Startup Nation: Community vs. Success in Australian tech startups
There’s a lot of buzz right now about entrepeneurship, innvoation and the startup ecosystem with reports out of the US from Startup Genome (a listing site for angels, vcs and startups by US tech clusters) and Startup Compass (great website with superb research on the factors influencing startup success, also have a great tool for benchmarking your startup – confusingly called the Startup Genome report but with no relation to above), and we’re loving it.
After all, we’re a startup too and certainly have our own challenges in our first year. Knowing that we can reach out to the global community and sift through data to help us benchmark our progress makes us feel all warm and fuzzy inside, especially because we happen to be based in the most isolated city in the world!
While the likes of Startup Genome, AngelList and Startup Compass are doing a great job of taking a big picture look at global innovation, we want to zoom in on Australia; scrape it with a fine toothcomb and carve a snapshot of our ever evolving tech startup scene.
Through quarterly pulse surveys we aim to create a picture of the different factors that contribute to a vibrant startup community in Australia. We’ll do this through interactive maps, info graphics and white papers.
In this first pulse survey we’re aiming to find out how important physical communities are in supporting startups and entrepreneurship. We spend endless hours building digital platforms but we strongly believe the “community” is a determining factor in turning those ideas into awesome companies.

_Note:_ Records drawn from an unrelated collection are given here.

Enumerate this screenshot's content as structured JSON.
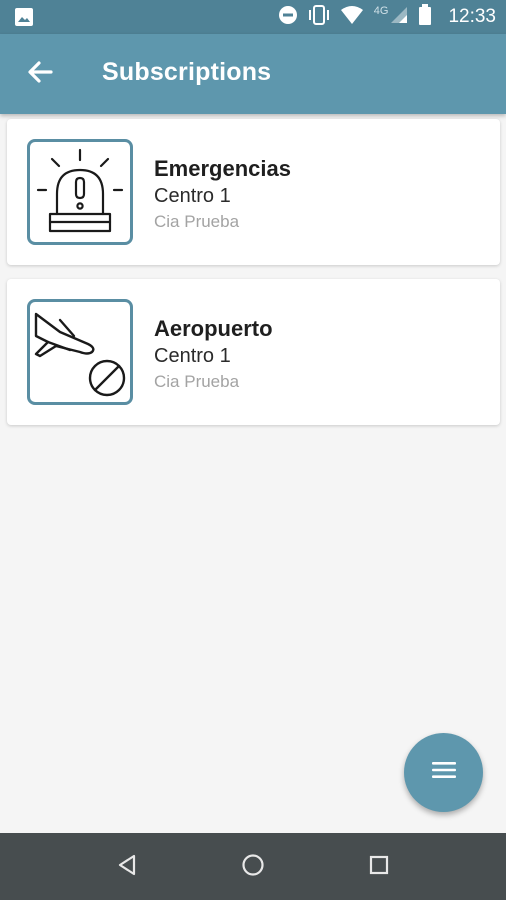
{
  "status_bar": {
    "time": "12:33",
    "network": "4G",
    "icons": [
      "gallery-icon",
      "do-not-disturb-icon",
      "vibrate-icon",
      "wifi-icon",
      "signal-icon",
      "battery-icon"
    ]
  },
  "app_bar": {
    "title": "Subscriptions",
    "back_icon": "arrow-left-icon"
  },
  "subscriptions": [
    {
      "name": "Emergencias",
      "center": "Centro 1",
      "company": "Cia Prueba",
      "icon": "siren-icon"
    },
    {
      "name": "Aeropuerto",
      "center": "Centro 1",
      "company": "Cia Prueba",
      "icon": "flight-cancelled-icon"
    }
  ],
  "fab": {
    "icon": "menu-icon"
  },
  "nav_bar": {
    "icons": [
      "back-triangle-icon",
      "home-circle-icon",
      "recents-square-icon"
    ]
  },
  "colors": {
    "status_bar": "#4f8296",
    "app_bar": "#5e97ad",
    "icon_border": "#5a8ea3",
    "background": "#f5f5f5",
    "nav_bar": "#474d4f"
  }
}
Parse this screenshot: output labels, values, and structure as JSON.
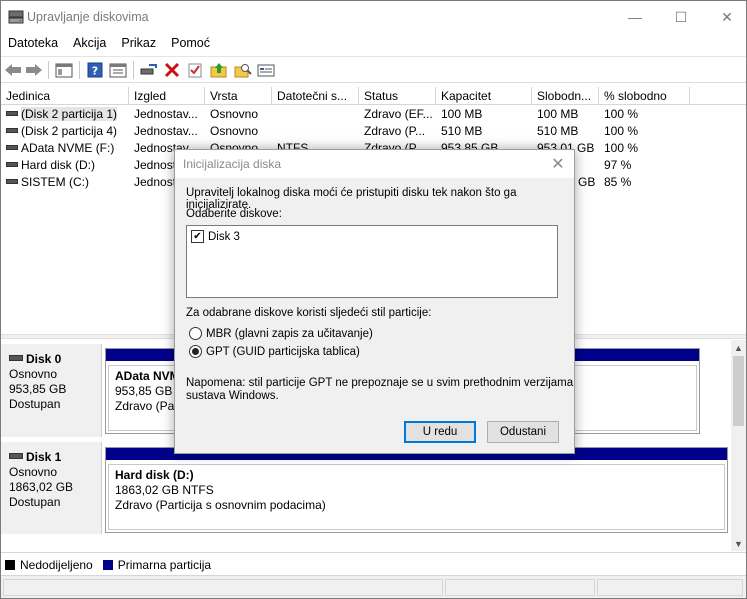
{
  "window": {
    "title": "Upravljanje diskovima"
  },
  "caption": {
    "minimize": "—",
    "maximize": "☐",
    "close": "✕"
  },
  "menu": [
    "Datoteka",
    "Akcija",
    "Prikaz",
    "Pomoć"
  ],
  "toolbar_icons": [
    "back-arrow-icon",
    "forward-arrow-icon",
    "show-hide-pane-icon",
    "help-icon",
    "properties-icon",
    "connect-icon",
    "delete-icon",
    "check-icon",
    "folder-up-icon",
    "search-folder-icon",
    "console-icon"
  ],
  "volume_list": {
    "columns": [
      "Jedinica",
      "Izgled",
      "Vrsta",
      "Datotečni s...",
      "Status",
      "Kapacitet",
      "Slobodn...",
      "% slobodno"
    ],
    "rows": [
      [
        "(Disk 2 particija 1)",
        "Jednostav...",
        "Osnovno",
        "",
        "Zdravo (EF...",
        "100 MB",
        "100 MB",
        "100 %"
      ],
      [
        "(Disk 2 particija 4)",
        "Jednostav...",
        "Osnovno",
        "",
        "Zdravo (P...",
        "510 MB",
        "510 MB",
        "100 %"
      ],
      [
        "AData NVME (F:)",
        "Jednostav...",
        "Osnovno",
        "NTFS",
        "Zdravo (P...",
        "953,85 GB",
        "953,01 GB",
        "100 %"
      ],
      [
        "Hard disk (D:)",
        "Jednost...",
        "",
        "",
        "",
        "",
        "",
        "97 %"
      ],
      [
        "SISTEM (C:)",
        "Jednost...",
        "",
        "",
        "",
        "",
        "GB",
        "85 %"
      ]
    ]
  },
  "disks": [
    {
      "title": "Disk 0",
      "type": "Osnovno",
      "size": "953,85 GB",
      "state": "Dostupan",
      "partition": {
        "name": "AData NVME (F:)",
        "detail": "953,85 GB NTFS",
        "status": "Zdravo (Particija s osnovnim podacima)"
      }
    },
    {
      "title": "Disk 1",
      "type": "Osnovno",
      "size": "1863,02 GB",
      "state": "Dostupan",
      "partition": {
        "name": "Hard disk  (D:)",
        "detail": "1863,02 GB NTFS",
        "status": "Zdravo (Particija s osnovnim podacima)"
      }
    }
  ],
  "legend": [
    {
      "label": "Nedodijeljeno",
      "color": "#000000"
    },
    {
      "label": "Primarna particija",
      "color": "#00008b"
    }
  ],
  "dialog": {
    "title": "Inicijalizacija diska",
    "intro": "Upravitelj lokalnog diska moći će pristupiti disku tek nakon što ga inicijalizirate.",
    "select_label": "Odaberite diskove:",
    "disk_item": {
      "label": "Disk 3",
      "checked": true
    },
    "style_label": "Za odabrane diskove koristi sljedeći stil particije:",
    "options": [
      {
        "label": "MBR (glavni zapis za učitavanje)",
        "checked": false
      },
      {
        "label": "GPT (GUID particijska tablica)",
        "checked": true
      }
    ],
    "note_line1": "Napomena: stil particije GPT ne prepoznaje se u svim prethodnim verzijama",
    "note_line2": "sustava Windows.",
    "ok_label": "U redu",
    "cancel_label": "Odustani"
  }
}
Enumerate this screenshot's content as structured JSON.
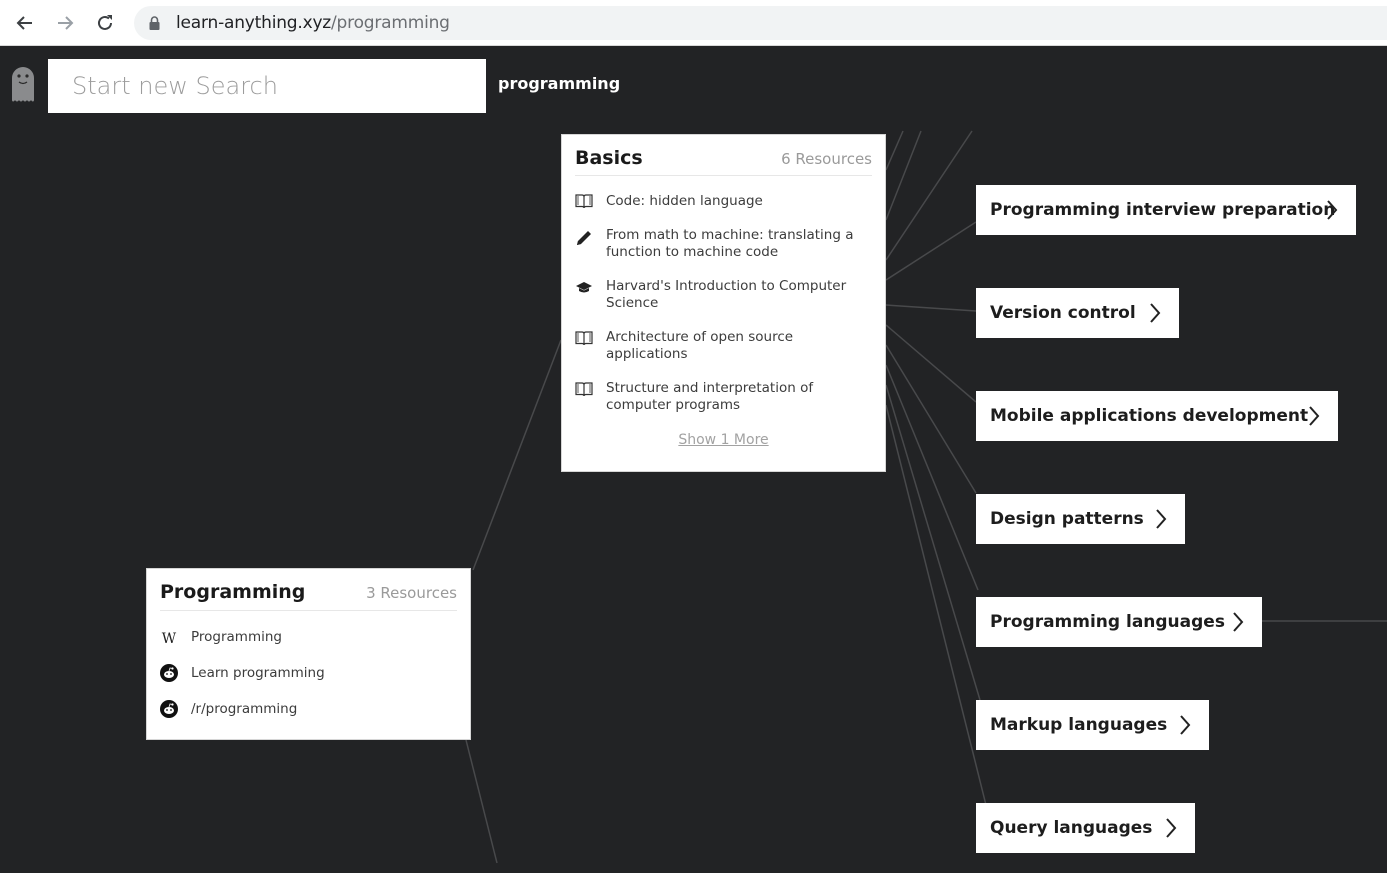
{
  "browser": {
    "url_host": "learn-anything.xyz",
    "url_path": "/programming"
  },
  "header": {
    "search_placeholder": "Start new Search",
    "breadcrumb": "programming"
  },
  "basics_card": {
    "title": "Basics",
    "count": "6 Resources",
    "resources": [
      {
        "icon": "book-icon",
        "label": "Code: hidden language"
      },
      {
        "icon": "pencil-icon",
        "label": "From math to machine: translating a function to machine code"
      },
      {
        "icon": "graduation-cap-icon",
        "label": "Harvard's Introduction to Computer Science"
      },
      {
        "icon": "book-icon",
        "label": "Architecture of open source applications"
      },
      {
        "icon": "book-icon",
        "label": "Structure and interpretation of computer programs"
      }
    ],
    "show_more": "Show 1 More"
  },
  "programming_card": {
    "title": "Programming",
    "count": "3 Resources",
    "resources": [
      {
        "icon": "wikipedia-icon",
        "label": "Programming"
      },
      {
        "icon": "reddit-icon",
        "label": "Learn programming"
      },
      {
        "icon": "reddit-icon",
        "label": "/r/programming"
      }
    ]
  },
  "topics": [
    {
      "label": "Programming interview preparation"
    },
    {
      "label": "Version control"
    },
    {
      "label": "Mobile applications development"
    },
    {
      "label": "Design patterns"
    },
    {
      "label": "Programming languages"
    },
    {
      "label": "Markup languages"
    },
    {
      "label": "Query languages"
    }
  ],
  "colors": {
    "background": "#222325",
    "line": "#4a4b4d",
    "card": "#ffffff"
  }
}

There is lots of talk about how the cost of starting a digital venture is dropping drastically and so you no longer have to be near the angels and VCs of Silicon Valley or New York to build the next Instagram. You just need a few guys or gals crazy enough to scratch something together and pay for the hosting fees. Being lovers of technology you can think I can get all the knowledge needed through pixels.
But we think there’s nothing better to get an idea out of your head and into the real world than like minded folks to chew the fat with over a beer. So we want to see if folks that do more of that and the cities or suburbs that foster more random meetups, drinks and chats track any different.
Of course, this is hardly news – there’s a reason co-working spaces and incubators are growing like wildfire. Paul Graham and the crew at YCombinator are now betting that with great people in an awesome melting pot great teams sans ideas can succeed. Malcom Gladwell also makes a great case for the impact of super networkers in his book Tipping Point. And I’m sure we all wonder whether we should jump ship and go to a US tech cluster like SF where we know opportunities abound to stumble into other slightly crazy folks.
But we think some quantitative data against it and a map of Australia’s startup hubs by postcode rather than LinkedIn connections or Twitter followers would be useful.
If you read Startup Compass’ latest report Sydney and Melbourne rank #21 and #22 respectively, but we wonder how other Aussie cities are going and whether there some cool hubs building up around certain postcodes like Surrey Hills or Leederville.
After we’ve got together the data we’ll put out a report and create a map of the Australian tech scene. We promise it’ll be so beautiful you’ll want to print it and then pop on your bike to visit your local partners in crime.
We recognise the info you give us is priceless so it will forever remain anonymous, and your details will stay locked up in the Floq vault. It would be great if you’d be happy to share your name, logo and url so we can pop it on the interactive map, but of course this is entirely up to you.
We hope you see the value in our effort to create a richer community for the Australian tech scene. We’d be mighty grateful if you’d please share the love by sharing the link: